Given the listing that follows, report all lines in which the string "true" occurs.

'''

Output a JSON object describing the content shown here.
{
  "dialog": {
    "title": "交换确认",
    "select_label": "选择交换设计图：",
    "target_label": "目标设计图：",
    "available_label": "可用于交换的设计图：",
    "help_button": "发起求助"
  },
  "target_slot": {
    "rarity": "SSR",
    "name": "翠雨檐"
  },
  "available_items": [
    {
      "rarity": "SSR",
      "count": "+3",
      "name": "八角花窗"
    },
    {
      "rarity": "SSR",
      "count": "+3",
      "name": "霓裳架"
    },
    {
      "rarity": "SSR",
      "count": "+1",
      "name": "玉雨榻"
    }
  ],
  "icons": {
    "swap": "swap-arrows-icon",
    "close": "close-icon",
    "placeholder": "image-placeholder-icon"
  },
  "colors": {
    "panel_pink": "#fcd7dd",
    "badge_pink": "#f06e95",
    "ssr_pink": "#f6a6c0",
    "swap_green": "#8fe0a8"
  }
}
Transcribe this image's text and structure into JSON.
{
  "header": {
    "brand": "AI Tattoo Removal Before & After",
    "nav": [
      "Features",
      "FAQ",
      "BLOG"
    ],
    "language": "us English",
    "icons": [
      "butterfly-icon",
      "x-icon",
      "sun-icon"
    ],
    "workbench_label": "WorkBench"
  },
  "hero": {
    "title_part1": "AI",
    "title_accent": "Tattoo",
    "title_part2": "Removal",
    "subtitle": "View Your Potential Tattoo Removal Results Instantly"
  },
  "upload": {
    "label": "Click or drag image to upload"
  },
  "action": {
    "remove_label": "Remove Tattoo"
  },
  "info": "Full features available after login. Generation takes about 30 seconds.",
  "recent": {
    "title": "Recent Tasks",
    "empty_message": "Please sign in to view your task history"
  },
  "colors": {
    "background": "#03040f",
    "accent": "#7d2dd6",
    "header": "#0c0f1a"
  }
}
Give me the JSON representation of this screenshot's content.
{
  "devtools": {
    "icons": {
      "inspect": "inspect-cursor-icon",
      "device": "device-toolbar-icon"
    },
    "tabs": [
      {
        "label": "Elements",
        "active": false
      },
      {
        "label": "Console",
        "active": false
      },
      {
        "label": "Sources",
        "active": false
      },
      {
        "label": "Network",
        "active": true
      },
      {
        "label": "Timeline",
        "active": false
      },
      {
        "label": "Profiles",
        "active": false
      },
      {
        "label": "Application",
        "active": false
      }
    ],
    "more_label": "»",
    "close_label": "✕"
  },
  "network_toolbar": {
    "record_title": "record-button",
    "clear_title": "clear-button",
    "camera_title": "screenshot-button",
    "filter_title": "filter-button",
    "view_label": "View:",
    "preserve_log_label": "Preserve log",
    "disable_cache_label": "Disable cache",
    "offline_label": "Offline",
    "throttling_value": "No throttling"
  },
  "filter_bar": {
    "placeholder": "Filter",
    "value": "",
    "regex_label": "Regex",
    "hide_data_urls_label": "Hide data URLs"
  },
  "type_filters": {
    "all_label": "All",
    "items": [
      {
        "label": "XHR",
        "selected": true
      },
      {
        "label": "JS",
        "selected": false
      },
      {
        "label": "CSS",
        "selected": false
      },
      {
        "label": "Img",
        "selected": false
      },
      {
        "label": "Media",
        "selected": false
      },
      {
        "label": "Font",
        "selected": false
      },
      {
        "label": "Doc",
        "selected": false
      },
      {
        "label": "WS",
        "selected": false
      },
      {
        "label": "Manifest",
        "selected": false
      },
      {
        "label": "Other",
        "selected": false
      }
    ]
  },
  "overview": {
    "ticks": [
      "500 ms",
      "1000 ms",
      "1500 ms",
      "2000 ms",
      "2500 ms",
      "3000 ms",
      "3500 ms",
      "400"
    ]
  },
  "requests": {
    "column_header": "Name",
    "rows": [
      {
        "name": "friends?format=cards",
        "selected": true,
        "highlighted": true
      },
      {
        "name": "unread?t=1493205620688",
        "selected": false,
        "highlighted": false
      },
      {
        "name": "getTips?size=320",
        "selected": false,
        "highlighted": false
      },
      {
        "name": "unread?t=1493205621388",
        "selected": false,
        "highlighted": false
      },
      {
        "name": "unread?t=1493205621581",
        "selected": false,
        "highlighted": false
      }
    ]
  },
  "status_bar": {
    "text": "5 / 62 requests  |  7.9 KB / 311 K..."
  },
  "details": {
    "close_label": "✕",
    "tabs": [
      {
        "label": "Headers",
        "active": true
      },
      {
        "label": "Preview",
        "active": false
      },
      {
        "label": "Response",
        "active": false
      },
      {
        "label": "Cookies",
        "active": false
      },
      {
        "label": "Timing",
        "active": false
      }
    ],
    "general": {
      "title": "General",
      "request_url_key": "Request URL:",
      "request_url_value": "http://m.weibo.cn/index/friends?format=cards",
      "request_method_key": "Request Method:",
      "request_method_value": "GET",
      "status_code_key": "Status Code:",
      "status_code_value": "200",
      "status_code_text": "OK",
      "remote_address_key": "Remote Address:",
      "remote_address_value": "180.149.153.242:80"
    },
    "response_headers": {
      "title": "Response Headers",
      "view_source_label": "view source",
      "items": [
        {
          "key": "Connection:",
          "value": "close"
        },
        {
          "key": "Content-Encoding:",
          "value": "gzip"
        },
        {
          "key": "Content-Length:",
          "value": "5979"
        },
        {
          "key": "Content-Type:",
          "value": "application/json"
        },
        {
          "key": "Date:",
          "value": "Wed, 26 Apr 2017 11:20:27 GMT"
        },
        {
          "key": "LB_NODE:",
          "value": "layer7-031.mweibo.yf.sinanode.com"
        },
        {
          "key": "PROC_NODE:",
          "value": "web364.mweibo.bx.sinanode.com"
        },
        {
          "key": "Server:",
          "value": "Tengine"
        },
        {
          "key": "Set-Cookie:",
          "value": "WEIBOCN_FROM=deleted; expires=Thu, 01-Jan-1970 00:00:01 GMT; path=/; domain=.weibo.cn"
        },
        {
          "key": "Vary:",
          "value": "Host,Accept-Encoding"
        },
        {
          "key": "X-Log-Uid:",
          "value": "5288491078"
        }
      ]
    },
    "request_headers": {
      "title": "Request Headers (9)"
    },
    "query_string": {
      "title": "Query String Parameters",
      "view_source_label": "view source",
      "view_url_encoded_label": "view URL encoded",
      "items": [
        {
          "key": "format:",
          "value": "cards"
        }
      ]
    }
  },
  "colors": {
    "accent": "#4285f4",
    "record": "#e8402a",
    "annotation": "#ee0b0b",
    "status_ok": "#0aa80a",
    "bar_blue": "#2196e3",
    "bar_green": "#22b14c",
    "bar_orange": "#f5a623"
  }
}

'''

**COMPLETED TASK:**
        "active": true
        "selected": true
        "selected": true,
        "highlighted": true
        "active": true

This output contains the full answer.